◆ GIVEN DATA ◆
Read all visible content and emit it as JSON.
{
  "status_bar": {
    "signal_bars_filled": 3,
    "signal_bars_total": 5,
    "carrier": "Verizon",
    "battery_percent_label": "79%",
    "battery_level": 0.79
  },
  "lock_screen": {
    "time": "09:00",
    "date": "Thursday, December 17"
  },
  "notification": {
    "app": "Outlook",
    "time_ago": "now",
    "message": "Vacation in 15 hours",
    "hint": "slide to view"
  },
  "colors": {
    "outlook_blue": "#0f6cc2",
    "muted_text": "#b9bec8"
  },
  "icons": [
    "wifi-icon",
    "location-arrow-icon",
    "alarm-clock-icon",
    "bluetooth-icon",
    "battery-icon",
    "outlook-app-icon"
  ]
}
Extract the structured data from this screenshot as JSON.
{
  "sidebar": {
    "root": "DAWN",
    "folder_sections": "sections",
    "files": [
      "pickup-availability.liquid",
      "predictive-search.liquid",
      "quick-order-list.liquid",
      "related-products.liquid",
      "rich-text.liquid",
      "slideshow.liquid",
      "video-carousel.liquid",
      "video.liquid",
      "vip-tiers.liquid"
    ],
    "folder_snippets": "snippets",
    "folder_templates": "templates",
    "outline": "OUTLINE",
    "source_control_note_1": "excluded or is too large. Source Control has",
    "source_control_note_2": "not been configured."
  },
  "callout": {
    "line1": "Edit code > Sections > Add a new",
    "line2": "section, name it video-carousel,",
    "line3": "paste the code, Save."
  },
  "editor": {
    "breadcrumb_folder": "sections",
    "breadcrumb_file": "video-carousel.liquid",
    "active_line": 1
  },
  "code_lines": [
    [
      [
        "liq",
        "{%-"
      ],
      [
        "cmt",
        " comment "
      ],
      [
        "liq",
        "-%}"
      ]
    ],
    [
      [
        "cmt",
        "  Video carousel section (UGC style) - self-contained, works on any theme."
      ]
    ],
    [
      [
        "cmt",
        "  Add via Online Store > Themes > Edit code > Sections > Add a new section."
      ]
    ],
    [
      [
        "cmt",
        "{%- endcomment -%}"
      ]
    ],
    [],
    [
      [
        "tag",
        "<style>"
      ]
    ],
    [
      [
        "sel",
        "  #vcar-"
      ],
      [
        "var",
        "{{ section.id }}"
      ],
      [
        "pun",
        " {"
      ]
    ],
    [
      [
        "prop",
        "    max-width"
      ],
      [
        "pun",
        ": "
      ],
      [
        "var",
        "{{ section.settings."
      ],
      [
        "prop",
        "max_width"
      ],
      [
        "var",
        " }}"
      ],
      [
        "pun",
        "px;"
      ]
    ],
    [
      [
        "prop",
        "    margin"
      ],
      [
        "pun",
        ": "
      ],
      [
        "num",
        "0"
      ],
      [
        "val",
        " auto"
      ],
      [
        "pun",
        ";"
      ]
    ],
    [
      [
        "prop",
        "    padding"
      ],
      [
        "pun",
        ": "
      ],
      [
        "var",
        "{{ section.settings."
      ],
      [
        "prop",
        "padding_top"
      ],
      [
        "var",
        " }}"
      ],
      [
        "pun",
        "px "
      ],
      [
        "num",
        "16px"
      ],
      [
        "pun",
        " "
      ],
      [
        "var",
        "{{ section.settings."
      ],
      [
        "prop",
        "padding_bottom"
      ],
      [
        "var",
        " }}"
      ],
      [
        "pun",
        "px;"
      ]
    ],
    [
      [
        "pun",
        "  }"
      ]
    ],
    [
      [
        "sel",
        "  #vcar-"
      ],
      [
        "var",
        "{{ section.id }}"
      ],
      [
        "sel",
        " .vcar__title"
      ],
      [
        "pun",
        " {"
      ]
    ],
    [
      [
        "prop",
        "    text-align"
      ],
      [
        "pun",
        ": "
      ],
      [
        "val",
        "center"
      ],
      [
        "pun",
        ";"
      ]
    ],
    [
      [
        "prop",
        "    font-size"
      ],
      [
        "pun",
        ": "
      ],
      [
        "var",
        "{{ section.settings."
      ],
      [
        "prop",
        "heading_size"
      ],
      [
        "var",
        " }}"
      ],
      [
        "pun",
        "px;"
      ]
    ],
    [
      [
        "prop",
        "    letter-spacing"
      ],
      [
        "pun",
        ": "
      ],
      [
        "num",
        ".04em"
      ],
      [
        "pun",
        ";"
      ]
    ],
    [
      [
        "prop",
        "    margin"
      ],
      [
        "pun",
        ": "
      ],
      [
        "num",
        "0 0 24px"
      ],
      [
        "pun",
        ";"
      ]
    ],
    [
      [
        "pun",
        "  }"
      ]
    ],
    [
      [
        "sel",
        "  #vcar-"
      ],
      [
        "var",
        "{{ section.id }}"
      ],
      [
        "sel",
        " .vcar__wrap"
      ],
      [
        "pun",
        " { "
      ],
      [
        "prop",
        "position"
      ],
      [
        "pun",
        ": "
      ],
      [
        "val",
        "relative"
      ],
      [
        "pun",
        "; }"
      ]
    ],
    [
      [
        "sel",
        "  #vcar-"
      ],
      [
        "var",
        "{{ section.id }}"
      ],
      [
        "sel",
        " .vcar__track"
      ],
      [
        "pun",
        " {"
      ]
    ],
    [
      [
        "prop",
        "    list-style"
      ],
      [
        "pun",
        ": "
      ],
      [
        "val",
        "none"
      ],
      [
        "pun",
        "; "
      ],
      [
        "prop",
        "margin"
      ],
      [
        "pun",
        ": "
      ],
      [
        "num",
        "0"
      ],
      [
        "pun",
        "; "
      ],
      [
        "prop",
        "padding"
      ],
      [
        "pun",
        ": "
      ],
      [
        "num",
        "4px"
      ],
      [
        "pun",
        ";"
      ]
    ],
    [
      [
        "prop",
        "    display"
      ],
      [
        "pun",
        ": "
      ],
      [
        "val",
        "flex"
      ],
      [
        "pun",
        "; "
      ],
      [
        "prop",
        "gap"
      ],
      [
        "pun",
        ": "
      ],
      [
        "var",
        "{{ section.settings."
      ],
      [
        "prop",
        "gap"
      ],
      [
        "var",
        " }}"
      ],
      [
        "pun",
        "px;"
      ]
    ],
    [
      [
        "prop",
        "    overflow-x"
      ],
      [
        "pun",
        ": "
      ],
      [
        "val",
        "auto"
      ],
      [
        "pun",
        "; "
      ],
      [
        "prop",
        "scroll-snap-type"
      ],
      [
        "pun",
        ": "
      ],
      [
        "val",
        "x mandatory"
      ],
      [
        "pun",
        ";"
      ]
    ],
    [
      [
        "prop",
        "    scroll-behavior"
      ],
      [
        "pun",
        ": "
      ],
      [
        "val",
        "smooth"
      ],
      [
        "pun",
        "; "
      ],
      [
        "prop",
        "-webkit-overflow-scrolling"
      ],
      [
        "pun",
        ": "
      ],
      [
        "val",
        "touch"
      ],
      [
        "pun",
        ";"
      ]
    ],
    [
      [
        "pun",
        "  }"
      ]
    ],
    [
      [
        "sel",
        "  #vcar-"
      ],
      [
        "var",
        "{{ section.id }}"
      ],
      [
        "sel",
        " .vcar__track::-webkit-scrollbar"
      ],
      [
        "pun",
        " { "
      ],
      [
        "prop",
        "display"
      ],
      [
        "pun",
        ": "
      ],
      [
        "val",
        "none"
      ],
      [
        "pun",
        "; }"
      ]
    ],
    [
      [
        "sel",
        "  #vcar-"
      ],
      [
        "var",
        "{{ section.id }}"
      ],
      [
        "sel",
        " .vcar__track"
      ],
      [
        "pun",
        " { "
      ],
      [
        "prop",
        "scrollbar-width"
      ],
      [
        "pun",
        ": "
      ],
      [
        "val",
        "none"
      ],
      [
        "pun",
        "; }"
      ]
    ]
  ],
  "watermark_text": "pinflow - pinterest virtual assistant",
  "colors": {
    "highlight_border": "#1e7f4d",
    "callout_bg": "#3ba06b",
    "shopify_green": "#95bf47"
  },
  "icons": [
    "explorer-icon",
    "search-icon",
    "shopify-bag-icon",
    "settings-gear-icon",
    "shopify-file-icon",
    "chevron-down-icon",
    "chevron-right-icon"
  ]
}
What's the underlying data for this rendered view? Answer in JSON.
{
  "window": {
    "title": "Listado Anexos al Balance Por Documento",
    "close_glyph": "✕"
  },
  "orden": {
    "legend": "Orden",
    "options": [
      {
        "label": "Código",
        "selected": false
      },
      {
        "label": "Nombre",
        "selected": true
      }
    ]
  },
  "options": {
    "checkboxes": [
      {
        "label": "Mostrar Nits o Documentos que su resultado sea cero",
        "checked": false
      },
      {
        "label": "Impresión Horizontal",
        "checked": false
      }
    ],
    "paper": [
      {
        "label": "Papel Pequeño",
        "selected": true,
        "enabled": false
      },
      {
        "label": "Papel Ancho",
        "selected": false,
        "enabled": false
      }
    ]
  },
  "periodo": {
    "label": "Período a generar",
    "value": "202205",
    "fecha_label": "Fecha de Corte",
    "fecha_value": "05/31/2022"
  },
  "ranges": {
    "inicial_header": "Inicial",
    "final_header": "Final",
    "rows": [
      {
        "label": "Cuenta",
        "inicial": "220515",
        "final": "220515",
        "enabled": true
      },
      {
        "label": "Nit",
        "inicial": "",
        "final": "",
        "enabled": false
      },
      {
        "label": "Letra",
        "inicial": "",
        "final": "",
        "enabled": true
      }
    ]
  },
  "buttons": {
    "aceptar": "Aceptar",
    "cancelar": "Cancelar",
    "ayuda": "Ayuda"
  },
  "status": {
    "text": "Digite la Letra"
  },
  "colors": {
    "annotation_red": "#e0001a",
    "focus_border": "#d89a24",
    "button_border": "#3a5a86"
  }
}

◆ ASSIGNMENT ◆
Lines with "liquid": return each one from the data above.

◆ RESULT BELOW ◆
      "pickup-availability.liquid",
      "predictive-search.liquid",
      "quick-order-list.liquid",
      "related-products.liquid",
      "rich-text.liquid",
      "slideshow.liquid",
      "video-carousel.liquid",
      "video.liquid",
      "vip-tiers.liquid"
    "breadcrumb_file": "video-carousel.liquid",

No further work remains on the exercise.